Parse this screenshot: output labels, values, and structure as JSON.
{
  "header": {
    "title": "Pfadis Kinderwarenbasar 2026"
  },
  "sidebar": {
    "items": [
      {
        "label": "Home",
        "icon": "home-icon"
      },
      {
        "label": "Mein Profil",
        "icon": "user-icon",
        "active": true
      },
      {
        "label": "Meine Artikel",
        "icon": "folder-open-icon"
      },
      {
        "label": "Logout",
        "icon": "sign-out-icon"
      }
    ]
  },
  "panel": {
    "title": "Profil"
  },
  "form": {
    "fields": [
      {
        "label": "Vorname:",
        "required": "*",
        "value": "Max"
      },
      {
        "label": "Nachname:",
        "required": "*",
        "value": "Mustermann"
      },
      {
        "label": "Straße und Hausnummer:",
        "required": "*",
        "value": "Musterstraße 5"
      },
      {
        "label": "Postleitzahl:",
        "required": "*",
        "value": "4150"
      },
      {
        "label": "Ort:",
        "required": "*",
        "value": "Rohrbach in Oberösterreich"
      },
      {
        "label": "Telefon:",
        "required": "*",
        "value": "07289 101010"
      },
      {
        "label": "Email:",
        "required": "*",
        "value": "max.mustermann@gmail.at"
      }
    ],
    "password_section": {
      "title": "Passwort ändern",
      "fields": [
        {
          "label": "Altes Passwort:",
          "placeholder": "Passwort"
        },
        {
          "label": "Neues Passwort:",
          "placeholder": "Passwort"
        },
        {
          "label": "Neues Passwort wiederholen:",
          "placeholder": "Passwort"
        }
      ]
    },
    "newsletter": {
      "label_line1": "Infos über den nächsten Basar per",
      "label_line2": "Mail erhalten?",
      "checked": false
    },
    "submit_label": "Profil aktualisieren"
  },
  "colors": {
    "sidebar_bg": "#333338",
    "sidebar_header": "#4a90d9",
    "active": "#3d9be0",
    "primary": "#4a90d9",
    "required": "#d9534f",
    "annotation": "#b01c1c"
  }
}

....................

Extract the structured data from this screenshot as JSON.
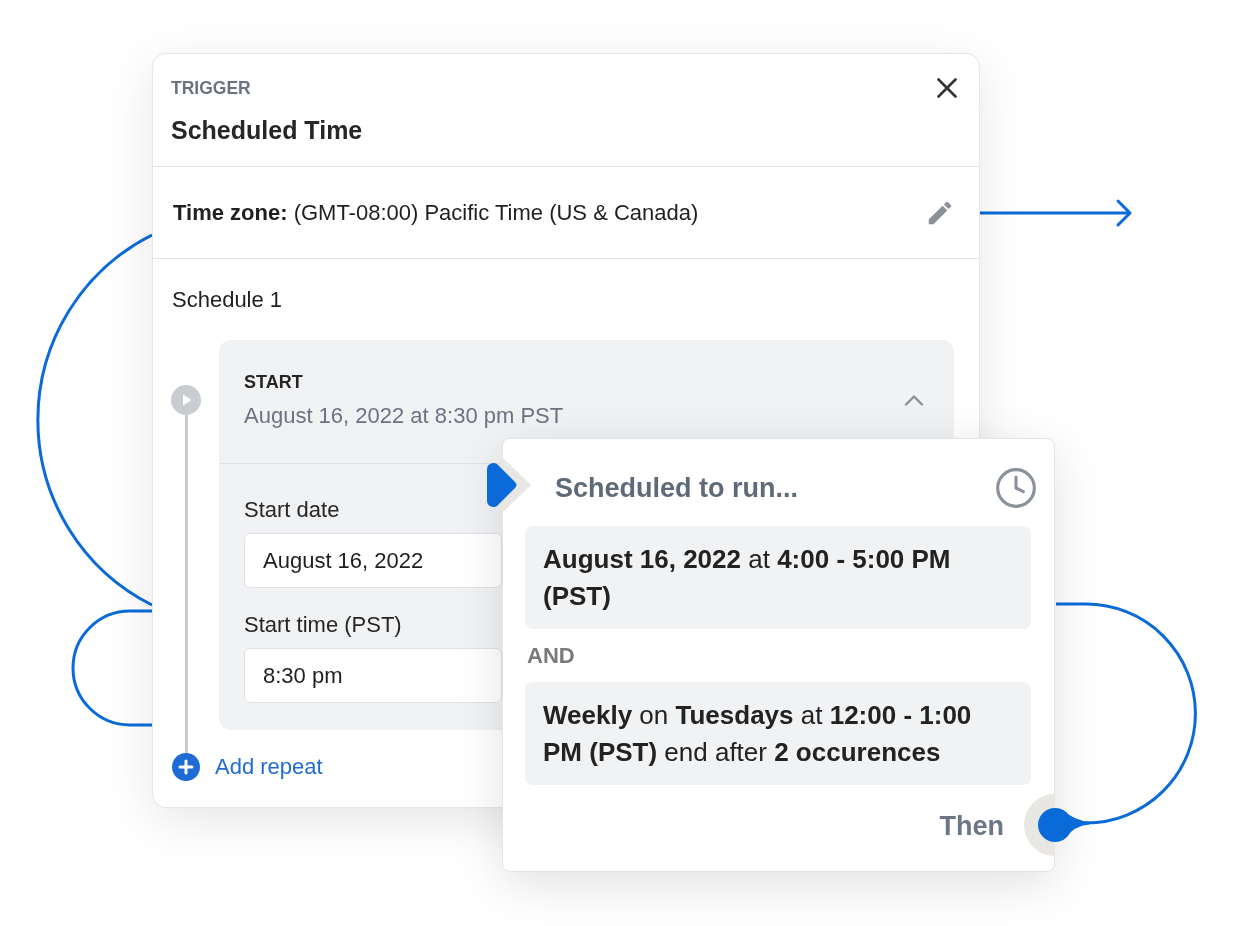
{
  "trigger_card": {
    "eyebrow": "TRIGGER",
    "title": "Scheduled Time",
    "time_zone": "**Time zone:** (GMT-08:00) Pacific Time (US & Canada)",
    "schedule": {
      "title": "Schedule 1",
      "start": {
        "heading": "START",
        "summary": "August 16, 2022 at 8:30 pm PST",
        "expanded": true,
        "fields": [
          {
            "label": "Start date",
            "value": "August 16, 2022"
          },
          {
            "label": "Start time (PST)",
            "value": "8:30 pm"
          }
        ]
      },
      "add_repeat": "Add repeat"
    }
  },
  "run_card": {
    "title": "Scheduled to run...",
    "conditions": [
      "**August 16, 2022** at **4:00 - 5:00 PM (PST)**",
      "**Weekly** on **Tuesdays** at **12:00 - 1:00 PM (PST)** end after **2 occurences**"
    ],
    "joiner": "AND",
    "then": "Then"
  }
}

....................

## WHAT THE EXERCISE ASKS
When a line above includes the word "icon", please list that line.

## WORKED SOLUTION
        "icon": "home-icon"
        "icon": "user-icon",
        "icon": "folder-open-icon"
        "icon": "sign-out-icon"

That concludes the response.